Custom caching strategy using Cloudflare Workers

Akash Agrawal
Feb 4 · 3 min read
Image courtesy Cloudflare Blog

Lenskart’s product catalog is extensively cached as this is one of our most frequently accessed services. It is at the core of a user’s discovery and product browsing behaviors, and product pricing is static enough that it can be cached blindly. Most of this is enabled via Cloudflare’s caching rules.

As a part of this year’s roadmap, we decided to simplify omnichannel returns and exchange for our users. The new UX enables our users to see the delta amount that they would have to pay while exchanging the product. Since this amount would differ as per the value of the product being exchanged, it would be ineffective to cache.

Hence, we had to find a way to serve products from the cache for a major chunk of our users, while also having a mechanism to have dynamically calculated pricing in case the user was looking for an exchange.

Cache-Control

If Cloudflare deems a request cacheable, it first examines its cache in multiple network locations for content.
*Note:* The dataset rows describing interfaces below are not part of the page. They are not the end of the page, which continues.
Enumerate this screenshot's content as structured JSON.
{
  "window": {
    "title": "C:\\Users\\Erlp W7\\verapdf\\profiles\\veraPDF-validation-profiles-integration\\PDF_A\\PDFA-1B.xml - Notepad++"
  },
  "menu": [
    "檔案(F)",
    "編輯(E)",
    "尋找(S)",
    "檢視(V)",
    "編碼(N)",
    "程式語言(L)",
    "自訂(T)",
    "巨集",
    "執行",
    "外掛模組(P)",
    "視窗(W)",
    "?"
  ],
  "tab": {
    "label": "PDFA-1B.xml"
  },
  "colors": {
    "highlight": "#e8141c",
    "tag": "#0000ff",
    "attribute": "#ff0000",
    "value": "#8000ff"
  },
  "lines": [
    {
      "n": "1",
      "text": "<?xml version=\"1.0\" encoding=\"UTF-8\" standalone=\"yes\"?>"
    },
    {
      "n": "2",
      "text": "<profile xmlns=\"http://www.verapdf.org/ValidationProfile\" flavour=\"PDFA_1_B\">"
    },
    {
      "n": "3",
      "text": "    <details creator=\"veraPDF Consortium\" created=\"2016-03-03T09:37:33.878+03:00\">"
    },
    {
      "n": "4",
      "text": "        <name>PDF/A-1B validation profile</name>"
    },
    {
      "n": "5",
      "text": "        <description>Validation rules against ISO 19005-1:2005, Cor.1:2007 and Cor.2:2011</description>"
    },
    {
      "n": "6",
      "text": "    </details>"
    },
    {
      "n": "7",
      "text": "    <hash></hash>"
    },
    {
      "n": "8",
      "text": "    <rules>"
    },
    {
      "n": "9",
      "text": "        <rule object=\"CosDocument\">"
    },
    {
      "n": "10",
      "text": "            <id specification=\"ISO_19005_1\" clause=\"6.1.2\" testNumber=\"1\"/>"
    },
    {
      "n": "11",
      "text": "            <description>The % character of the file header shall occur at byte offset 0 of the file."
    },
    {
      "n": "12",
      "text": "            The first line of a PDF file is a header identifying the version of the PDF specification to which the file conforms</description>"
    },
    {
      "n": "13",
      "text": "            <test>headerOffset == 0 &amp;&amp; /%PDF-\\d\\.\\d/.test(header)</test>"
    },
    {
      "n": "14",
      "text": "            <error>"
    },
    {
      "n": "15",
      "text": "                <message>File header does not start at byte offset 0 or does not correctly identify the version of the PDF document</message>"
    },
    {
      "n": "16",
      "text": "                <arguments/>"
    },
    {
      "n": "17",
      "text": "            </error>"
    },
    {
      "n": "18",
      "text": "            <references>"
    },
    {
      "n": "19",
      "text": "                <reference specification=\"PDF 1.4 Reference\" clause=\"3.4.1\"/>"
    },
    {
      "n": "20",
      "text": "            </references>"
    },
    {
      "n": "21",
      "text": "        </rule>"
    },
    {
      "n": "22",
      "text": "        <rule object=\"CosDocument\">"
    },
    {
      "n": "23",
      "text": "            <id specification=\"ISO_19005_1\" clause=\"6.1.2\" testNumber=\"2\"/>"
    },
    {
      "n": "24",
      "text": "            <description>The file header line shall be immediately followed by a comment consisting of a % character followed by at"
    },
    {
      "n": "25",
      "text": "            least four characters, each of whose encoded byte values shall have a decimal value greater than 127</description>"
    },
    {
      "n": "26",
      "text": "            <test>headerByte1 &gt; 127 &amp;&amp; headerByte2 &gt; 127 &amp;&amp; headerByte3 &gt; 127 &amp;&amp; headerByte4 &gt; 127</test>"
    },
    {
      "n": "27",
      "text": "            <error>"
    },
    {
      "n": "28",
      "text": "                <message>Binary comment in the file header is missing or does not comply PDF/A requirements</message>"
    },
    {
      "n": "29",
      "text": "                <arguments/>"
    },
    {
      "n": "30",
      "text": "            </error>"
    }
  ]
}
If the resource is not present in the cache, Cloudflare requests the resource from the user’s origin webserver to fill its cache. The response is then sent to the client that initiated the request.

All in all, Cloudflare allows clients to cache responses based on headers but doesn’t allow the implementation of a caching strategy based on the presence or absence of the said header.

Cloudflare Workers

Cloudflare Workers lets developers deploy serverless JavaScript applications on Cloudflare’s global cloud network, where they are seamlessly scalable and closer to end-users. Based on the Service Workers API, Workers receive events for every HTTP(S) request made to an application.

Simple illustration of Cloudfare Worker

Workers provide a way to customize cache behavior using Cloudflare’s classic CDN as well as a private cache space.

A request’s cache key is what determines if two requests are “the same” for caching purposes. If a request has the same cache key as some previous request, then we can serve the same cached response for both.

Let’s see how we cached the request based on the custom value of a header using worker:

So what was the problem for us? Essentially, we didn’t want to cache the request if there is a certain header’s value in one of the Headers. We leveraged Cloudflare Workers for the same. We created a small piece of code to cache a request depending upon the header’s value.

addEventListener("fetch", event => {
let request = event.request
if ((request.headers.get("Header_Name") != "Header_value"))
{
const parsedUrl = new URL(request.url)event.respondWith(fetch(parsedUrl, { cf: { cacheEverything: true } }))
return
}
})

So basically what we’ve done here is to get the Cloudflare worker to check if the header_name does not contain header_value then cache the request.

This simple solution helped us to make one of our biggest projects live (:

Thanks to Nuzha Rukiya

Akash Agrawal

Written by

A computer geek, lover of programming and learner is how I would simply define myself. To challenge myself in field in Computers and Cyber Security.

Lenskart Engineering

Product and Engineering @ Lenskart

Welcome to a place where words matter. On Medium, smart voices and original ideas take center stage - with no ads in sight. Watch
Follow all the topics you care about, and we’ll deliver the best stories for you to your homepage and inbox. Explore
Get unlimited access to the best stories on Medium — and support writers while you’re at it. Just $5/month. Upgrade